What you will do –
Below are records to reproduce in full; copy them exactly but keep the pictures out.

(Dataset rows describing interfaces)

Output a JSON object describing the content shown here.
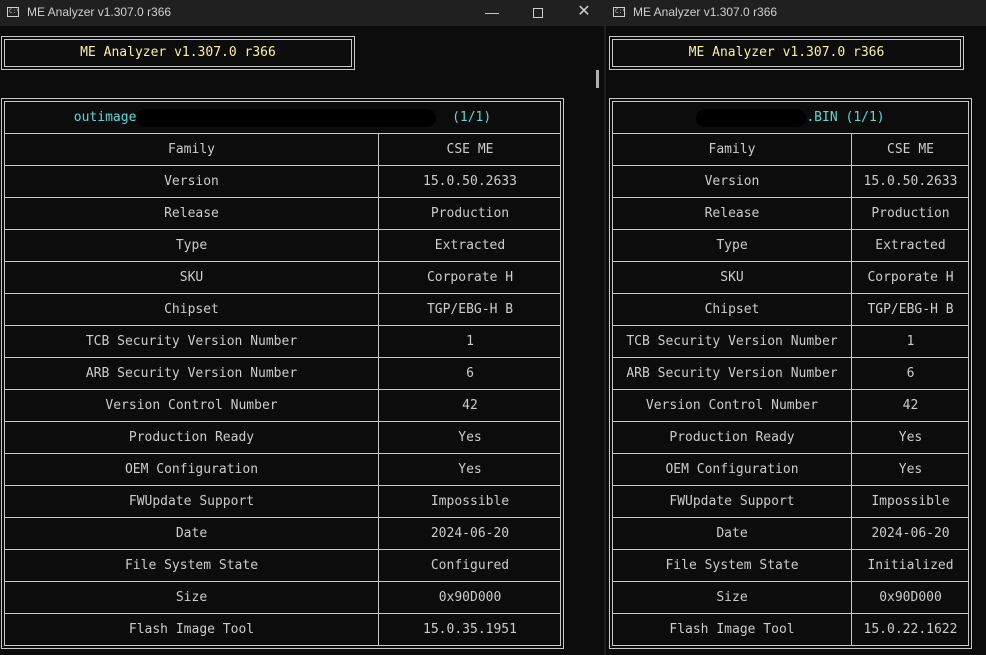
{
  "left_window": {
    "title": "ME Analyzer v1.307.0 r366",
    "header": "ME Analyzer v1.307.0 r366",
    "file_name_prefix": "outimage",
    "file_suffix": "(1/1)",
    "rows": [
      {
        "label": "Family",
        "value": "CSE ME"
      },
      {
        "label": "Version",
        "value": "15.0.50.2633"
      },
      {
        "label": "Release",
        "value": "Production"
      },
      {
        "label": "Type",
        "value": "Extracted"
      },
      {
        "label": "SKU",
        "value": "Corporate H"
      },
      {
        "label": "Chipset",
        "value": "TGP/EBG-H B"
      },
      {
        "label": "TCB Security Version Number",
        "value": "1"
      },
      {
        "label": "ARB Security Version Number",
        "value": "6"
      },
      {
        "label": "Version Control Number",
        "value": "42"
      },
      {
        "label": "Production Ready",
        "value": "Yes"
      },
      {
        "label": "OEM Configuration",
        "value": "Yes"
      },
      {
        "label": "FWUpdate Support",
        "value": "Impossible"
      },
      {
        "label": "Date",
        "value": "2024-06-20"
      },
      {
        "label": "File System State",
        "value": "Configured"
      },
      {
        "label": "Size",
        "value": "0x90D000"
      },
      {
        "label": "Flash Image Tool",
        "value": "15.0.35.1951"
      }
    ]
  },
  "right_window": {
    "title": "ME Analyzer v1.307.0 r366",
    "header": "ME Analyzer v1.307.0 r366",
    "file_suffix": ".BIN (1/1)",
    "rows": [
      {
        "label": "Family",
        "value": "CSE ME"
      },
      {
        "label": "Version",
        "value": "15.0.50.2633"
      },
      {
        "label": "Release",
        "value": "Production"
      },
      {
        "label": "Type",
        "value": "Extracted"
      },
      {
        "label": "SKU",
        "value": "Corporate H"
      },
      {
        "label": "Chipset",
        "value": "TGP/EBG-H B"
      },
      {
        "label": "TCB Security Version Number",
        "value": "1"
      },
      {
        "label": "ARB Security Version Number",
        "value": "6"
      },
      {
        "label": "Version Control Number",
        "value": "42"
      },
      {
        "label": "Production Ready",
        "value": "Yes"
      },
      {
        "label": "OEM Configuration",
        "value": "Yes"
      },
      {
        "label": "FWUpdate Support",
        "value": "Impossible"
      },
      {
        "label": "Date",
        "value": "2024-06-20"
      },
      {
        "label": "File System State",
        "value": "Initialized"
      },
      {
        "label": "Size",
        "value": "0x90D000"
      },
      {
        "label": "Flash Image Tool",
        "value": "15.0.22.1622"
      }
    ]
  },
  "icons": {
    "app": "console-icon",
    "minimize": "minimize-icon",
    "maximize": "maximize-icon",
    "close": "close-icon"
  },
  "colors": {
    "background": "#0c0c0c",
    "titlebar": "#202020",
    "header_text": "#f9f1a5",
    "filename_text": "#61d6d6",
    "table_text": "#cccccc",
    "border": "#c8c8c8"
  }
}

Answer for this exercise –
Output a JSON object describing the content shown here.
{
  "left_window": {
    "title": "ME Analyzer v1.307.0 r366",
    "header": "ME Analyzer v1.307.0 r366",
    "file_name_prefix": "outimage",
    "file_suffix": "(1/1)",
    "rows": [
      {
        "label": "Family",
        "value": "CSE ME"
      },
      {
        "label": "Version",
        "value": "15.0.50.2633"
      },
      {
        "label": "Release",
        "value": "Production"
      },
      {
        "label": "Type",
        "value": "Extracted"
      },
      {
        "label": "SKU",
        "value": "Corporate H"
      },
      {
        "label": "Chipset",
        "value": "TGP/EBG-H B"
      },
      {
        "label": "TCB Security Version Number",
        "value": "1"
      },
      {
        "label": "ARB Security Version Number",
        "value": "6"
      },
      {
        "label": "Version Control Number",
        "value": "42"
      },
      {
        "label": "Production Ready",
        "value": "Yes"
      },
      {
        "label": "OEM Configuration",
        "value": "Yes"
      },
      {
        "label": "FWUpdate Support",
        "value": "Impossible"
      },
      {
        "label": "Date",
        "value": "2024-06-20"
      },
      {
        "label": "File System State",
        "value": "Configured"
      },
      {
        "label": "Size",
        "value": "0x90D000"
      },
      {
        "label": "Flash Image Tool",
        "value": "15.0.35.1951"
      }
    ]
  },
  "right_window": {
    "title": "ME Analyzer v1.307.0 r366",
    "header": "ME Analyzer v1.307.0 r366",
    "file_suffix": ".BIN (1/1)",
    "rows": [
      {
        "label": "Family",
        "value": "CSE ME"
      },
      {
        "label": "Version",
        "value": "15.0.50.2633"
      },
      {
        "label": "Release",
        "value": "Production"
      },
      {
        "label": "Type",
        "value": "Extracted"
      },
      {
        "label": "SKU",
        "value": "Corporate H"
      },
      {
        "label": "Chipset",
        "value": "TGP/EBG-H B"
      },
      {
        "label": "TCB Security Version Number",
        "value": "1"
      },
      {
        "label": "ARB Security Version Number",
        "value": "6"
      },
      {
        "label": "Version Control Number",
        "value": "42"
      },
      {
        "label": "Production Ready",
        "value": "Yes"
      },
      {
        "label": "OEM Configuration",
        "value": "Yes"
      },
      {
        "label": "FWUpdate Support",
        "value": "Impossible"
      },
      {
        "label": "Date",
        "value": "2024-06-20"
      },
      {
        "label": "File System State",
        "value": "Initialized"
      },
      {
        "label": "Size",
        "value": "0x90D000"
      },
      {
        "label": "Flash Image Tool",
        "value": "15.0.22.1622"
      }
    ]
  },
  "icons": {
    "app": "console-icon",
    "minimize": "minimize-icon",
    "maximize": "maximize-icon",
    "close": "close-icon"
  },
  "colors": {
    "background": "#0c0c0c",
    "titlebar": "#202020",
    "header_text": "#f9f1a5",
    "filename_text": "#61d6d6",
    "table_text": "#cccccc",
    "border": "#c8c8c8"
  }
}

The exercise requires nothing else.